Archive for category Translation / New Missal
Comments concerning this collect are taken from Anscar Chupungco’s new book: The Prayers of the the New Missal: A Homiletic and Catechetical Companion.
The Collect for Pentecost provides a good example of the difficulties that beset translators working within the constraints of Liturgiam Authenticam.
The translator has tried to paraphrase the Latin where there seems to be no need to do so.
“It was a huge challenge to trust that the pendulum will swing back and that the Holy Spirit is working in the Church through all of it. The Holy Spirit doesn’t seem to be a linear thinker or actor.” – Abbot John Klassen, OSB, funeral homily for Fr. Kevin Seasoltz, OSB
The Latin words “pro multis” could be translated literally as “for many,” as Pope Emeritus Benedict called for, but many have argued that it is an idiom which in effect means “for all,” the translation approved by Pope Paul VI.
Msgr. Jim Moroney: Pope Emeritus Benedict was Liturgical Leader with Exceptional Support for the New English Missal
Msgr. James Moroney had the privilege of working with Pope Benedict on the completion of the new English translation of the Roman Missal.
A new translation scandal is brewing in the deepest heart of the Vatican.
Both these translation errors in themselves might be construed as trivial, but they do interfere with the meaning of the text. More important, it seems from studies of the Missal that such small errors are by no means infrequent.
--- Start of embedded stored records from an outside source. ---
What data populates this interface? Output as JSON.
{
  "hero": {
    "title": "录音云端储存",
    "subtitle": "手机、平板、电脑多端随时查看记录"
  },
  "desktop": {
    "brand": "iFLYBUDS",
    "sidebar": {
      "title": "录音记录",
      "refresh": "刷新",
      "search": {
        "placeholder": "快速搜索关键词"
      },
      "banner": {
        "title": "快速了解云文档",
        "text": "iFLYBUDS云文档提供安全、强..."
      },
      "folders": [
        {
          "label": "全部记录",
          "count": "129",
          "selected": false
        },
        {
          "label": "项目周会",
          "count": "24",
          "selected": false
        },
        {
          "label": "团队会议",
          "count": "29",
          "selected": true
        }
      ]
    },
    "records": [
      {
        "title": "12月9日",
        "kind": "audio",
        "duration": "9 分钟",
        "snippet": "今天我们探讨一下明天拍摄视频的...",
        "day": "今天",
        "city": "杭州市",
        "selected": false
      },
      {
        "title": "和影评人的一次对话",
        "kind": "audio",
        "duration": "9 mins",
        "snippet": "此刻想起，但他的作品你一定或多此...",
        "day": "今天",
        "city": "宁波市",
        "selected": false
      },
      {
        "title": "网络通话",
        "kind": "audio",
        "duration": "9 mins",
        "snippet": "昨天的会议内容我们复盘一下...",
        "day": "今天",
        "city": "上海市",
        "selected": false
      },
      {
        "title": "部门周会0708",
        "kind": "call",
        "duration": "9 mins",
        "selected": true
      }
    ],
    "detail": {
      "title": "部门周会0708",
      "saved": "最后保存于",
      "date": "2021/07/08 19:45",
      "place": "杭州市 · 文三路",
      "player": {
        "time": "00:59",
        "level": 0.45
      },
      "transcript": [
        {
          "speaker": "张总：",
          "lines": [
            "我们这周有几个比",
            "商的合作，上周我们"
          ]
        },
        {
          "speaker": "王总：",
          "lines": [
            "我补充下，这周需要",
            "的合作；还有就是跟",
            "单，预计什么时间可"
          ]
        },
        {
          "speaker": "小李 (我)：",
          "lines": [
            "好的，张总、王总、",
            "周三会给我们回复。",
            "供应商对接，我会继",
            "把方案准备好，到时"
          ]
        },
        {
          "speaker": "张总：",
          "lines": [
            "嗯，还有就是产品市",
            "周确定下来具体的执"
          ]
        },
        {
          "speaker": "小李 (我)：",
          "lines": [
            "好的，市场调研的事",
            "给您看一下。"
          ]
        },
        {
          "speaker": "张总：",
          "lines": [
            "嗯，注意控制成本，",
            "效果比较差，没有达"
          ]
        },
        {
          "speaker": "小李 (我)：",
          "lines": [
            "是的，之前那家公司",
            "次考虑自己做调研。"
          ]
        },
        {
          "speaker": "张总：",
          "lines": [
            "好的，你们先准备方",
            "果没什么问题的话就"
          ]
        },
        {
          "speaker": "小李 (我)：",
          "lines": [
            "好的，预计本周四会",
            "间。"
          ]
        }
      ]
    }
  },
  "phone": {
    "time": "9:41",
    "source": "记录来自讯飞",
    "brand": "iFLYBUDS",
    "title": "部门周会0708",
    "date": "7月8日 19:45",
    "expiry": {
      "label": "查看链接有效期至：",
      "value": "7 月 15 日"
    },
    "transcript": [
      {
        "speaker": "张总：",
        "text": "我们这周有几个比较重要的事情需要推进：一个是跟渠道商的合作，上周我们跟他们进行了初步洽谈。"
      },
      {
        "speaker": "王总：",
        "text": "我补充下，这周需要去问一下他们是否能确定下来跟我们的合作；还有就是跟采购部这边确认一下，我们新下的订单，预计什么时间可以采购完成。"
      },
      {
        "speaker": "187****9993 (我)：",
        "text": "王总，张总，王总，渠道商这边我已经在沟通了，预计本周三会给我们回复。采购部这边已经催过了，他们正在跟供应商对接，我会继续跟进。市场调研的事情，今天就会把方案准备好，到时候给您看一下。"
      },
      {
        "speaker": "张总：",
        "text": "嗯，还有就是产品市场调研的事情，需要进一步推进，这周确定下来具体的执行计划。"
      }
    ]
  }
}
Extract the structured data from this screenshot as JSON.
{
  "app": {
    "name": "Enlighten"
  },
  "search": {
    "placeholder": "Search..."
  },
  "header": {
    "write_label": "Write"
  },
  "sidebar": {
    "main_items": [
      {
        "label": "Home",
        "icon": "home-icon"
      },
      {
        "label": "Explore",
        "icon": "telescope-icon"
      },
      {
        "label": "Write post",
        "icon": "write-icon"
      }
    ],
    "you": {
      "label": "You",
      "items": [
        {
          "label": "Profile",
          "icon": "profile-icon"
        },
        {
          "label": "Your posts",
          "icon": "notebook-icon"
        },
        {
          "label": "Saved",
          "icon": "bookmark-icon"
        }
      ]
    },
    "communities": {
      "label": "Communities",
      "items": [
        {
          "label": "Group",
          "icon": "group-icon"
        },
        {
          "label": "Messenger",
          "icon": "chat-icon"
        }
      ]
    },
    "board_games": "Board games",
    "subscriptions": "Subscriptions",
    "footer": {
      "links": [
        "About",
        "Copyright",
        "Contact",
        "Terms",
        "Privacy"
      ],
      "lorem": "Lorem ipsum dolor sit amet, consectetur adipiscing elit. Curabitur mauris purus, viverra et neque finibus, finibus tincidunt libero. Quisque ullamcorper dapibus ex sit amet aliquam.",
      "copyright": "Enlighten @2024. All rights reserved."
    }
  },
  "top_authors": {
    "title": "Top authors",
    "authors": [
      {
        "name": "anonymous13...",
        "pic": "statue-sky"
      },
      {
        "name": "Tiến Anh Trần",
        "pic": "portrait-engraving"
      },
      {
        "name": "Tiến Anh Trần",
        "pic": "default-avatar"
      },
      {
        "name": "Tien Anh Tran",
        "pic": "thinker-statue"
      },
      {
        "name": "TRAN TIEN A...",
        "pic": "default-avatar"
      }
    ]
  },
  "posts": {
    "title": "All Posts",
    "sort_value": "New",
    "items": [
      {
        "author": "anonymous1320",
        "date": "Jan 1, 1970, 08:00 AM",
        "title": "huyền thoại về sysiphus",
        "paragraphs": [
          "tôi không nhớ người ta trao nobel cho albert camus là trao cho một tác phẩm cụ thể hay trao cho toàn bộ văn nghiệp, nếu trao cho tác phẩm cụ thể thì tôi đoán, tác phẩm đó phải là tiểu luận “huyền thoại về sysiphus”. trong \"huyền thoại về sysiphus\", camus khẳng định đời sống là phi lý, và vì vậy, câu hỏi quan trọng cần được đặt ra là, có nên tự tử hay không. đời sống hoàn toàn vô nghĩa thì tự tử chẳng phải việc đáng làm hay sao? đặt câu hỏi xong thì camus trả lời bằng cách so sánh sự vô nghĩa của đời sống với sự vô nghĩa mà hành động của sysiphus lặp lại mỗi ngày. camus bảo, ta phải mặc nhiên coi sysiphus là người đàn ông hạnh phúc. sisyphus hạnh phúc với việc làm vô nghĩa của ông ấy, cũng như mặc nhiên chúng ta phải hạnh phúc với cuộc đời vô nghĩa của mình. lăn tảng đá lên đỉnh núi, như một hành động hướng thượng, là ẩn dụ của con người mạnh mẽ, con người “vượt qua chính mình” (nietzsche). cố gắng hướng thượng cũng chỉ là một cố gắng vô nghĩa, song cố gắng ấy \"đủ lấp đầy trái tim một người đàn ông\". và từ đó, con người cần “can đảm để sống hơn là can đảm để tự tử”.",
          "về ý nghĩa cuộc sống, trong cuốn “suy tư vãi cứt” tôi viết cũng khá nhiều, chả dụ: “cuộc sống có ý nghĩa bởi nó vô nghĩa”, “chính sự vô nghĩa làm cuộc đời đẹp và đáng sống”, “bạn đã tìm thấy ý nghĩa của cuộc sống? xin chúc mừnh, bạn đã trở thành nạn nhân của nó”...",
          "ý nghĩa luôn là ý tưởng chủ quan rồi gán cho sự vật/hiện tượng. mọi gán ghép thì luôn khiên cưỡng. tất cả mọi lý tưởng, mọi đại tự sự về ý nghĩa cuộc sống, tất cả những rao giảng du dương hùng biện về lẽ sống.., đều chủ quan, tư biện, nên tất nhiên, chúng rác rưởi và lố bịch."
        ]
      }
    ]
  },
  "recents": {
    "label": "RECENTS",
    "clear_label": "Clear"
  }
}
I received an email recently that rocked me to the core, first with laughter, and then with much more seriousness. It came from a Roman Catholic friend, inviting me to share “what a ‘Lutheran elector’ would be looking for in the next pope.” Is there some cardinal, anxious to hear a word from faithful voices beyond the boundaries of the Roman Catholic church? I can’t imagine a Lutheran being invited personally inside the conclave as an elector, or even as a delegate-observer. But perhaps it is not too much to dream that insights from a Lutheran might be taken into consideration, even if spoken in the quiet pre-conclave conversations in which the real electors are engaged and not during the conclave itself. So I replied to my friend, and thought I might share those reflections more publicly here as well, as they touch on much of what PrayTellBlog readers regularly discuss.